MathML (Mathematical Markup Language) is an industry standard adopted by the World Wide Web Consortium (W3C) [1] as the approved way of expressing math on the web. Like the more familiar HyperText Markup Language (HTML), which sets the standard for web browsers to display literary text, MathML is an international open standard for encoding math content. MathML is needed because HTML has no means of marking up mathematical expressions. Using MathML provides the highest level of accessibility to math within digital documents.

Before the advent of MathML, web authors often resorted to inserting graphical images, basically digital "pictures" of equations taken from other software products, into their documents. Such a practice is problematic because graphical images are inherently inaccessible. Although alternate text descriptions (commonly in the form of "alt tags") can be added to these images, this approach has drawbacks because text does not always provide true comparable access to information found in mathematical notation.

MathML is composed of a number of Extensible Markup Language (XML) tags that provide the means to mark up an equation in terms of both presentation and semantics, thus enabling the expression of the information content or meaning behind equations and not just the visual representation. MathML is therefore able to provide sufficient information and structure of the math to support both visual display and assistive technology access. MathML equations will, for instance, increase in size as users change font size to increase readability. MathML also allows the synthetic speech user to set different verbosity levels, automatically adjusts for the user's native language, and supports aural navigation through complex math equations for better understanding. For Braille users, MathML supports various Braille math formats, subject to Braille translation software support.

MathML is gaining widespread support among math editors, and converters have been developed for those that don't support MathML natively. Among the most popular web browsers, Mozilla Firefox directly supports MathML, whereas Microsoft Internet Explorer requires the plug-in Design Science's MathPlayer [2]. MathPlayer displays MathML-based formulas visually within the browser and passes the structure and content of these formulas along to screen readers for audible rendering to students who are blind. Most major screen readers are compatible with MathPlayer.

Design Science, Inc. also produces a tool for creating accessible MathML equations, called MathType [3]. MathType is a plug-in for Microsoft Word that enables authors to include MathML equations within their text documents. When exported as web pages, the pages include accessible math. Similar products include MacKichan Software's Scientific Word [4] and Scientific Notebook [5].

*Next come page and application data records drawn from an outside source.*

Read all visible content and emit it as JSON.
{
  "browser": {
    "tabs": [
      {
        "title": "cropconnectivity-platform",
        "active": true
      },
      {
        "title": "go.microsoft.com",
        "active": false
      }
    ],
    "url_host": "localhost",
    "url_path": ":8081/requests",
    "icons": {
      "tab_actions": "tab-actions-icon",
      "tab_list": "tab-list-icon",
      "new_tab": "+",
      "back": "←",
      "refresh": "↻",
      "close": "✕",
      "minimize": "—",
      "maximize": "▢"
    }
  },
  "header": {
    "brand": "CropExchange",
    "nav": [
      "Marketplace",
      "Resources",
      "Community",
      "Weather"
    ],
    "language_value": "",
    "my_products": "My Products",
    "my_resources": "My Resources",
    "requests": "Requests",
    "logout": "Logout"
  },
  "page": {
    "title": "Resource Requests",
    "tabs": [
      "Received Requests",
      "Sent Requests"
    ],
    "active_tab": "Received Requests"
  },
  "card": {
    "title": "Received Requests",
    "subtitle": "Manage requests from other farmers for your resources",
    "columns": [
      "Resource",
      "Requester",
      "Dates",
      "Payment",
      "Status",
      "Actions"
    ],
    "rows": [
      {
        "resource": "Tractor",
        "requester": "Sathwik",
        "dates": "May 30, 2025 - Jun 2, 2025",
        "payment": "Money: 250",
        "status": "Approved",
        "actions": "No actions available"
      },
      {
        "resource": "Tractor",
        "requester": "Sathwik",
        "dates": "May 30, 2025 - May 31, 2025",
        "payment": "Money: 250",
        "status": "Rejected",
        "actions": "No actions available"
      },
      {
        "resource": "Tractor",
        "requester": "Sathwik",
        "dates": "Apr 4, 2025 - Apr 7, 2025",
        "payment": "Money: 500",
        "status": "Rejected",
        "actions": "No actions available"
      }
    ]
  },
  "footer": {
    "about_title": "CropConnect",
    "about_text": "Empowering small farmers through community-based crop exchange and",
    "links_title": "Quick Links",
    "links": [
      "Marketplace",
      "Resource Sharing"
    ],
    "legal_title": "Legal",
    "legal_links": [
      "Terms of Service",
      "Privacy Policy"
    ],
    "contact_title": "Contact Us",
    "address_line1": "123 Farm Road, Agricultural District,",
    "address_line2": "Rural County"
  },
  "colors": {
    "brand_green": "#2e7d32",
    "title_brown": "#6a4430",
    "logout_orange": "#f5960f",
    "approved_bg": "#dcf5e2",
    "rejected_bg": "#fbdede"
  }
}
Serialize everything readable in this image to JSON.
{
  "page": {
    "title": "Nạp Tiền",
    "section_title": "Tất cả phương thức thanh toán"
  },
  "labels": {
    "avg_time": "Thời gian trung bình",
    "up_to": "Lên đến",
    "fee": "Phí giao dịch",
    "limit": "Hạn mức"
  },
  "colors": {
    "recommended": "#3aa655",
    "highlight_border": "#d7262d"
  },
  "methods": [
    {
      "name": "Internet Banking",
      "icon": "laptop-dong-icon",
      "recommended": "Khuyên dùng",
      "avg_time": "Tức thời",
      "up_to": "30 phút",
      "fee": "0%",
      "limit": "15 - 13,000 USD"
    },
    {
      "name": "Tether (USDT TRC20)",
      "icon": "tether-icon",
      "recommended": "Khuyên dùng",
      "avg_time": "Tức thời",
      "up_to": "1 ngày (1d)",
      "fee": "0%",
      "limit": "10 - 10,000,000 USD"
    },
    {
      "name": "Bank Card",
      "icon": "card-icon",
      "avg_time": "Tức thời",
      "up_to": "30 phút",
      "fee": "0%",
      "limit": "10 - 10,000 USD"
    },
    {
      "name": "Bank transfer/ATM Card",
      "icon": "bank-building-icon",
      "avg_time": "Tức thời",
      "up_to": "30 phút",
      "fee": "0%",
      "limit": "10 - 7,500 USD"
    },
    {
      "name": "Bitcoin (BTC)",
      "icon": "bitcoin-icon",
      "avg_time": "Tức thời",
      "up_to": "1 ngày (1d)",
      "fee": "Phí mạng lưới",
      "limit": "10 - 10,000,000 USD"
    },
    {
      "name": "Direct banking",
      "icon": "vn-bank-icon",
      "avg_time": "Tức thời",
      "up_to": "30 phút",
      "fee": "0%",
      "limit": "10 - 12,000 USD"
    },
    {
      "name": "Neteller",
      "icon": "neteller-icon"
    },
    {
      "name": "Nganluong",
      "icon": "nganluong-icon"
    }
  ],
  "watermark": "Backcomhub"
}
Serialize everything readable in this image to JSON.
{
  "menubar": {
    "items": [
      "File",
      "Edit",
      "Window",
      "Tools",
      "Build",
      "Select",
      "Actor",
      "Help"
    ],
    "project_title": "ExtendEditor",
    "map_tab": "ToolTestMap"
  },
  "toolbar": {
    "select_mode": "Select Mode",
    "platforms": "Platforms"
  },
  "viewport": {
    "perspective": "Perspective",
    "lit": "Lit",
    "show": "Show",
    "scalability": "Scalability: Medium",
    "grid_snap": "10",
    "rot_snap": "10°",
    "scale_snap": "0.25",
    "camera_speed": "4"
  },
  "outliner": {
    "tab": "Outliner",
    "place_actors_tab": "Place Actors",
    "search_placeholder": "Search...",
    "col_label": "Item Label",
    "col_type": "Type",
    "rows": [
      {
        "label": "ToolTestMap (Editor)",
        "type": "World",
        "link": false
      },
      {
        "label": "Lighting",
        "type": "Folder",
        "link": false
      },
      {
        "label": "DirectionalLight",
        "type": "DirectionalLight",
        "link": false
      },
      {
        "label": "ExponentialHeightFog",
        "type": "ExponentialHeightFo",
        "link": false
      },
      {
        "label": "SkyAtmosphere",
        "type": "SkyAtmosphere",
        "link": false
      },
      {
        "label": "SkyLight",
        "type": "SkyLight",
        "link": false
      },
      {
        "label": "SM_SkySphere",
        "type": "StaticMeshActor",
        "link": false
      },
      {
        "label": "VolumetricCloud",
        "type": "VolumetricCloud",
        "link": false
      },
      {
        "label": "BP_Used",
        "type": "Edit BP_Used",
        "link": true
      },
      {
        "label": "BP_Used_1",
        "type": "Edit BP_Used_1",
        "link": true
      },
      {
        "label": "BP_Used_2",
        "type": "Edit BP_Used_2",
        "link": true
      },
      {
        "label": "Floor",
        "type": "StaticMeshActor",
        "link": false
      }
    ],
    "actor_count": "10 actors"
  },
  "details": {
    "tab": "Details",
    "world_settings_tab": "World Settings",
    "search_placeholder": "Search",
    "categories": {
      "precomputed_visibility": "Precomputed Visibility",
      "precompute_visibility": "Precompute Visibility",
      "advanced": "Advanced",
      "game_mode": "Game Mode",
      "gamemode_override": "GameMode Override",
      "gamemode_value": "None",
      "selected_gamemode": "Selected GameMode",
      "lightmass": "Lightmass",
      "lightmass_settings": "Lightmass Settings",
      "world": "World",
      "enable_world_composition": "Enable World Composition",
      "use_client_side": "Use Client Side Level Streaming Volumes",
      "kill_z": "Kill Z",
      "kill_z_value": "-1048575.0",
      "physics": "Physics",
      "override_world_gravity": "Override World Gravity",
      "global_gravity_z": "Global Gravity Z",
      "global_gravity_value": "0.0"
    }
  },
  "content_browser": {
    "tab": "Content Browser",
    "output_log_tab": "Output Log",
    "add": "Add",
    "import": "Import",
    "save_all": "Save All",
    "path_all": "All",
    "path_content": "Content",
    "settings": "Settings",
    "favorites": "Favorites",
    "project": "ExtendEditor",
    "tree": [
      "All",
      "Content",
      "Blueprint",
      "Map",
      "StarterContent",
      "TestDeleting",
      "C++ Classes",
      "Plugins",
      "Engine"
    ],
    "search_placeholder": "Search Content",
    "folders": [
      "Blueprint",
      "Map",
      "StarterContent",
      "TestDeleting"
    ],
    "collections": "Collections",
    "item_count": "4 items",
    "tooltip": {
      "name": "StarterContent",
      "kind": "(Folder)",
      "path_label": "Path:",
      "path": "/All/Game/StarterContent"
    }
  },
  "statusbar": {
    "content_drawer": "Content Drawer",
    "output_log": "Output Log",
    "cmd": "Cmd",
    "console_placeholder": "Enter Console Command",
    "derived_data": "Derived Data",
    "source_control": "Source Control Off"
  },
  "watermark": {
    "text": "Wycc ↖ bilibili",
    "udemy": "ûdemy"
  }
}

For more information on MathML, consult the W3C Math Home [6]. For a regularly updated list of MathML-supporting software in various categories, consult the W3C MathML Software List [7].

For more information on how to make math accessible consult the DO-IT Knowledge Base article How can I create math and science materials that are accessible to students with visual impairments? [8]

## References

- [1] World Wide Web Consortium (W3C)

http://www.w3.org/ - [2] MathPlayer

http://www.dessci.com/en/products/mathplayer/default.htm - [3] MathType

http://www.dessci.com/en/products/mathtype/ - [4] Scientific Word

http://www.mackichan.com/index.html?products/sw.html~mainFrame - [5] Scientific Notebook

http://www.mackichan.com/index.html?products/snb.html~mainFrame - [6] W3C Math Home

http://www.w3.org/Math/ - [7] W3C MathML Software List

http://www.w3.org/Math/Software/ - [8] How can I create math and science materials that are accessible to students with visual impairments?

http://www.washington.edu/doit/Stem/articles?1